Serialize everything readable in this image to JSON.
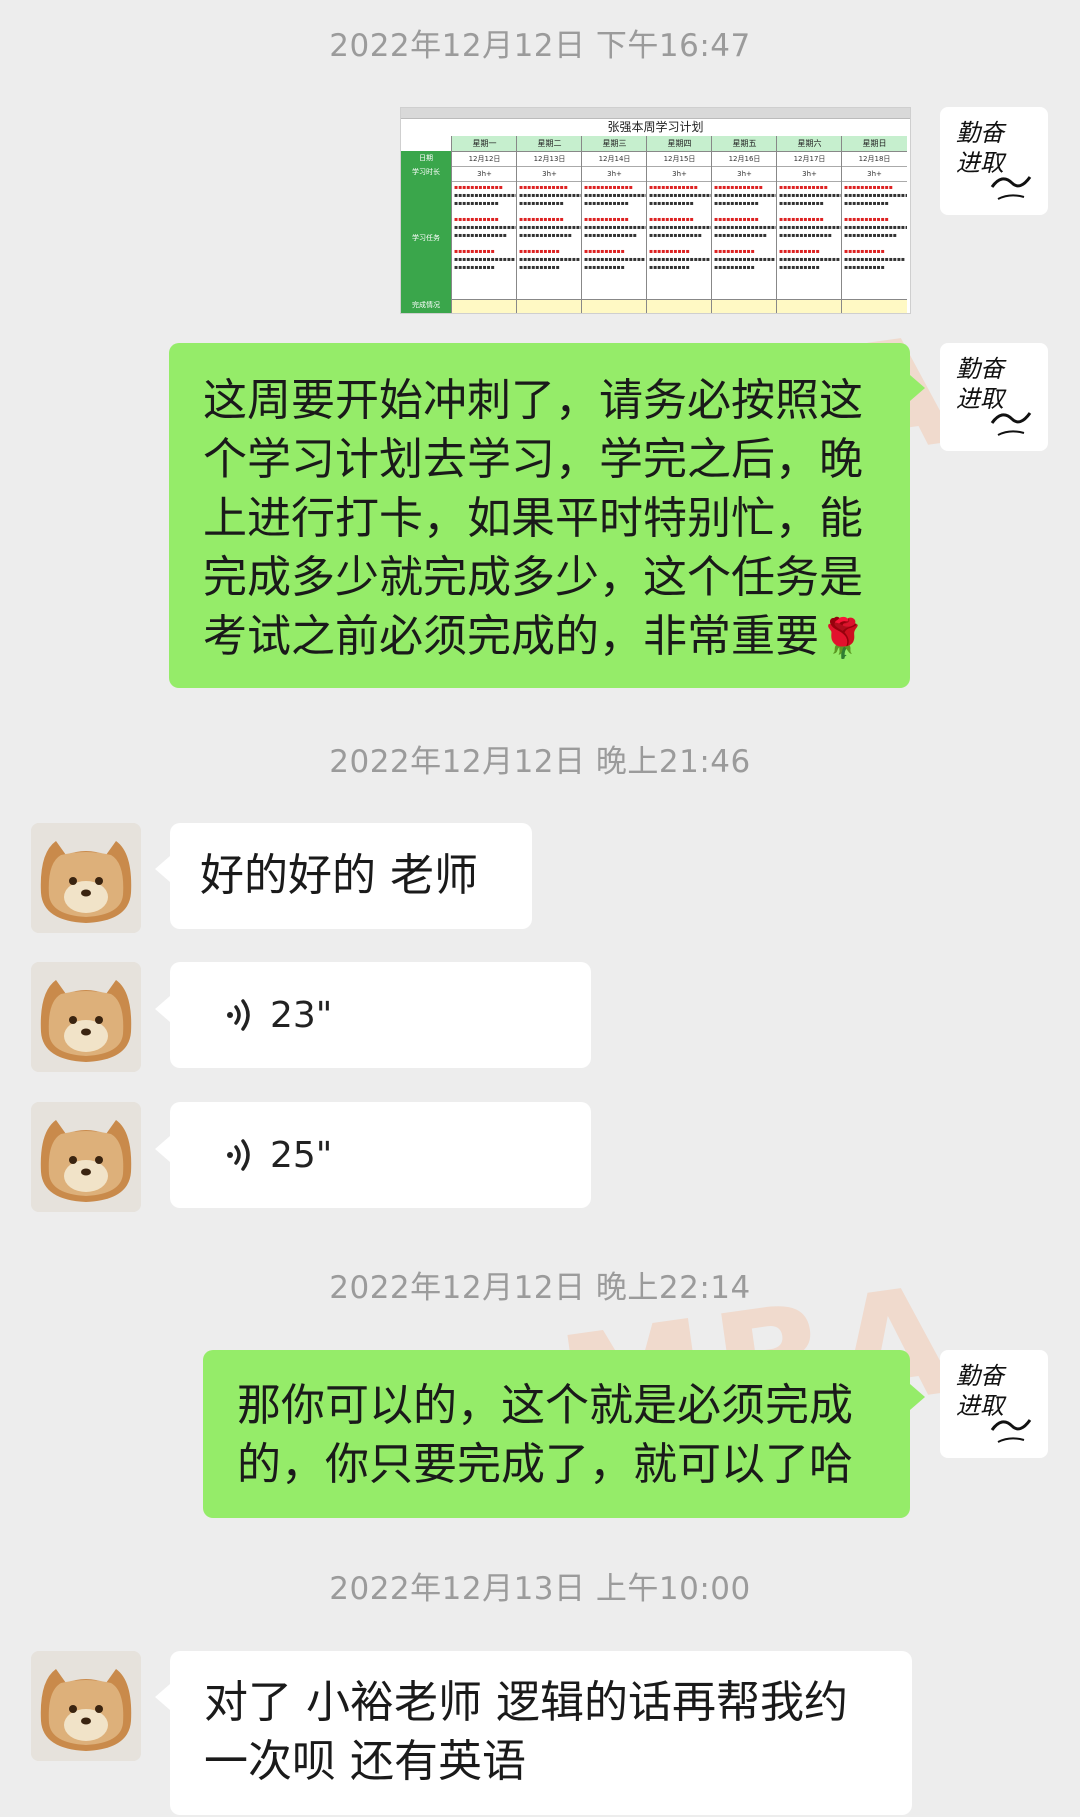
{
  "timestamps": [
    "2022年12月12日 下午16:47",
    "2022年12月12日 晚上21:46",
    "2022年12月12日 晚上22:14",
    "2022年12月13日 上午10:00"
  ],
  "teacher": {
    "avatar_text": [
      "勤奋",
      "进取"
    ]
  },
  "spreadsheet": {
    "title": "张强本周学习计划",
    "row_labels": [
      "日期",
      "学习时长",
      "学习任务",
      "完成情况"
    ],
    "days": [
      "星期一",
      "星期二",
      "星期三",
      "星期四",
      "星期五",
      "星期六",
      "星期日"
    ],
    "dates": [
      "12月12日",
      "12月13日",
      "12月14日",
      "12月15日",
      "12月16日",
      "12月17日",
      "12月18日"
    ],
    "hours": [
      "3h+",
      "3h+",
      "3h+",
      "3h+",
      "3h+",
      "3h+",
      "3h+"
    ]
  },
  "messages": {
    "teacher_1": "这周要开始冲刺了，请务必按照这个学习计划去学习，学完之后，晚上进行打卡，如果平时特别忙，能完成多少就完成多少，这个任务是考试之前必须完成的，非常重要",
    "student_1": "好的好的 老师",
    "voice_1": "23\"",
    "voice_2": "25\"",
    "teacher_2": "那你可以的，这个就是必须完成的，你只要完成了，就可以了哈",
    "student_2": "对了 小裕老师 逻辑的话再帮我约一次呗 还有英语"
  },
  "watermark": "MBA",
  "icons": {
    "rose": "rose-emoji",
    "voice": "voice-wave-icon"
  }
}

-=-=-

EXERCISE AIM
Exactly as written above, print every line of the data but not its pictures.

OUTPUT FOR THIS EXERCISE
Serialize everything readable in this image to JSON.
{
  "timestamps": [
    "2022年12月12日 下午16:47",
    "2022年12月12日 晚上21:46",
    "2022年12月12日 晚上22:14",
    "2022年12月13日 上午10:00"
  ],
  "teacher": {
    "avatar_text": [
      "勤奋",
      "进取"
    ]
  },
  "spreadsheet": {
    "title": "张强本周学习计划",
    "row_labels": [
      "日期",
      "学习时长",
      "学习任务",
      "完成情况"
    ],
    "days": [
      "星期一",
      "星期二",
      "星期三",
      "星期四",
      "星期五",
      "星期六",
      "星期日"
    ],
    "dates": [
      "12月12日",
      "12月13日",
      "12月14日",
      "12月15日",
      "12月16日",
      "12月17日",
      "12月18日"
    ],
    "hours": [
      "3h+",
      "3h+",
      "3h+",
      "3h+",
      "3h+",
      "3h+",
      "3h+"
    ]
  },
  "messages": {
    "teacher_1": "这周要开始冲刺了，请务必按照这个学习计划去学习，学完之后，晚上进行打卡，如果平时特别忙，能完成多少就完成多少，这个任务是考试之前必须完成的，非常重要",
    "student_1": "好的好的 老师",
    "voice_1": "23\"",
    "voice_2": "25\"",
    "teacher_2": "那你可以的，这个就是必须完成的，你只要完成了，就可以了哈",
    "student_2": "对了 小裕老师 逻辑的话再帮我约一次呗 还有英语"
  },
  "watermark": "MBA",
  "icons": {
    "rose": "rose-emoji",
    "voice": "voice-wave-icon"
  }
}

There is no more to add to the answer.